Here’s a step-by-step guide to the extended single crochet stitch, as used in my Granite Stitch Scarf. The extended single crochet (esc) is just like the single crochet stitch with an extra step.

1) Insert your hook into stitch and yarn over (just like you would start a single crochet)

Image

Image

2. Draw yarn up through stitch, there are now 2 loops on the hook. (still like single crochet)

Esc 33. Now here’s the “extra step”: yarn over again (still like single crochet) and pull the yarn through the first stitch only (there are now 2 loops on the hook)

Esc 4

esc 5a

4. Yarn over and pull through both stitches

Esc 6

Esc 7a

I used a big hook for clarity, so the finished stitch won’t be this loose if you use the proper hook for your yarn.

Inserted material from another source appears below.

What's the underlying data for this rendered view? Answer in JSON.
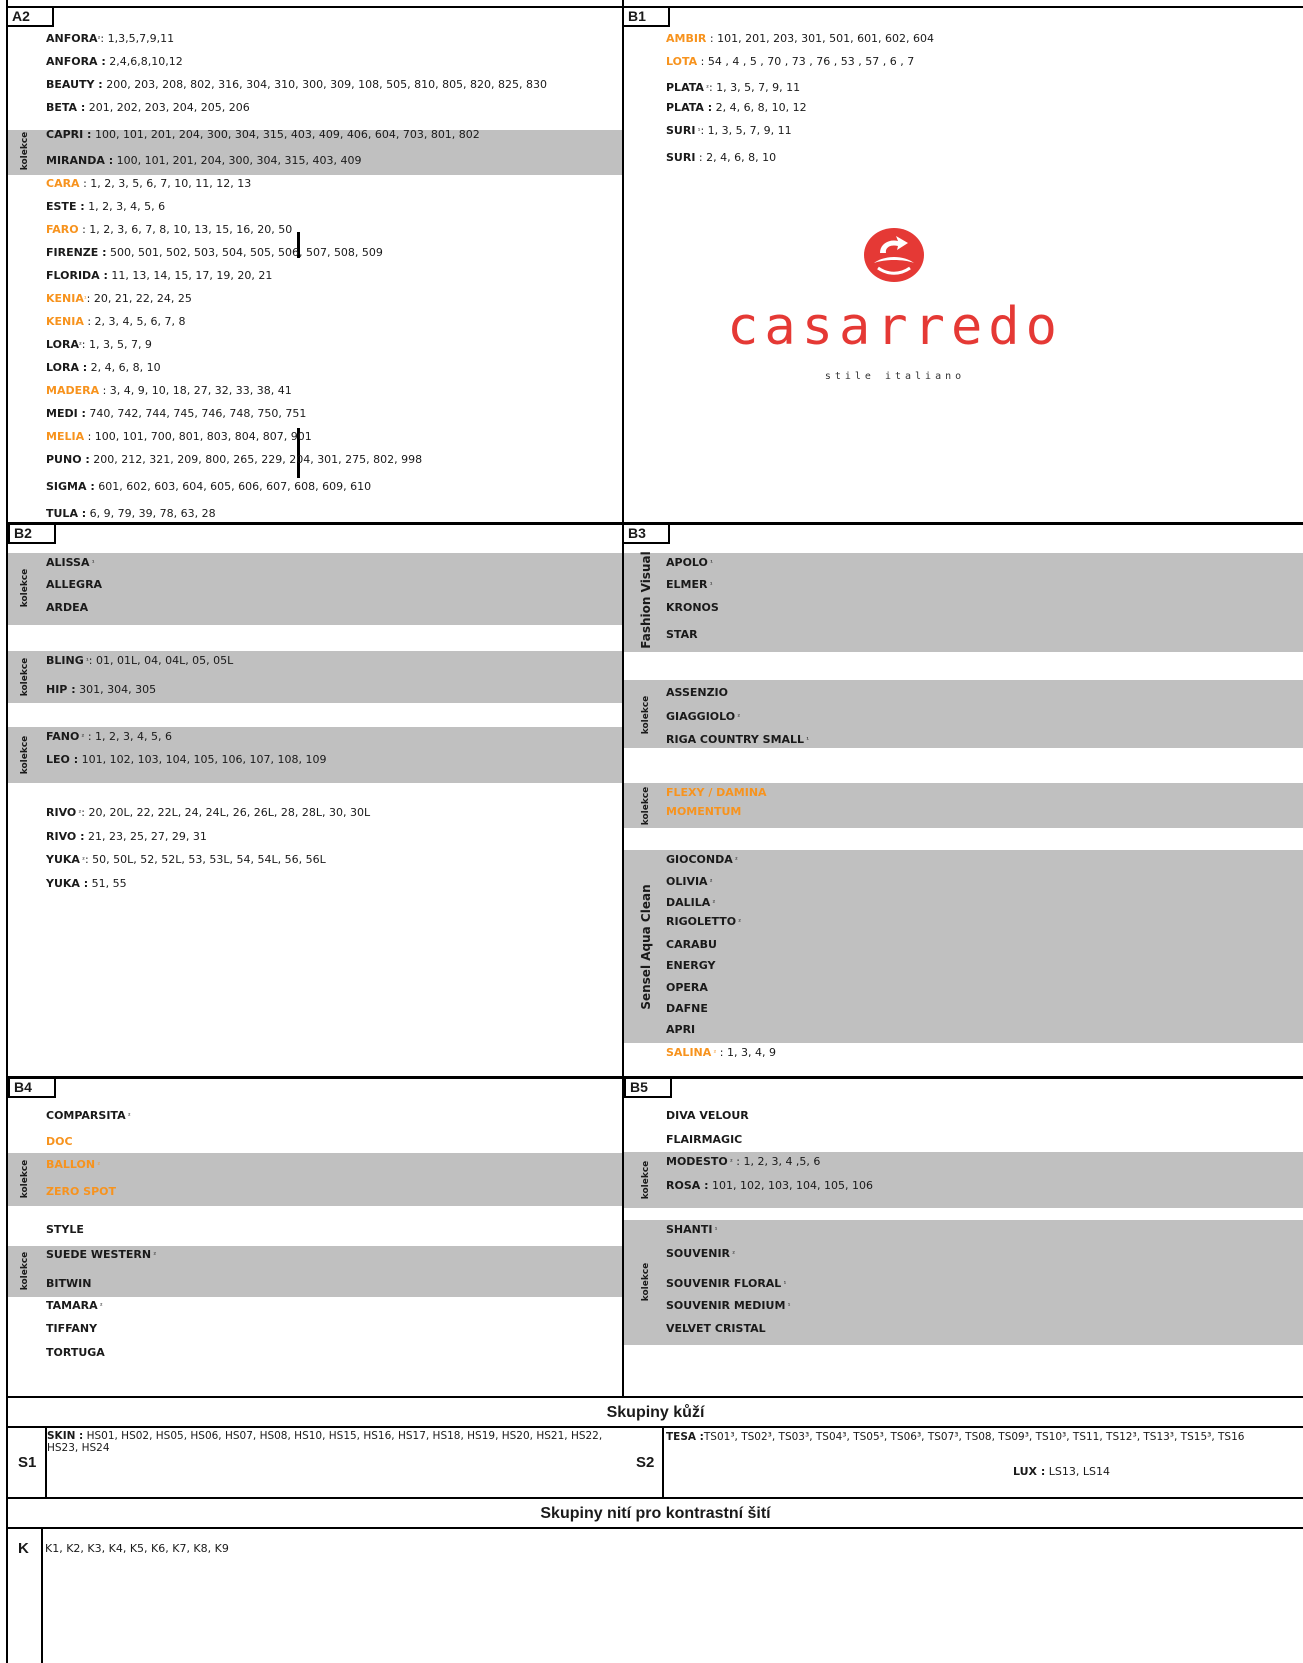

Now if you’re alternating between esc’s and ch-1’s, like in my pattern, the next step is to chain 1, skip 1 stitch, and esc in the next — continuing until the end of the row.

Esc 8paint

In this pattern, you always start and finish your row with an extended single crochet, so on the next row (i.e. row 3 of the pattern and all odd rows) you will have 2 esc’s at the start before chaining. In the picture below, the first esc has been done and the black arrows indicate the chain-spaces where the extended single crochet stitches go into.

2nd row 1 Paint

2nd row 3

After a few rows, this is what it should start to look like. Notice that the esc stitches are offset, like mesh, or a checkerboard pattern.

granite pattern

Please let me know if you have any questions or if anything is unclear.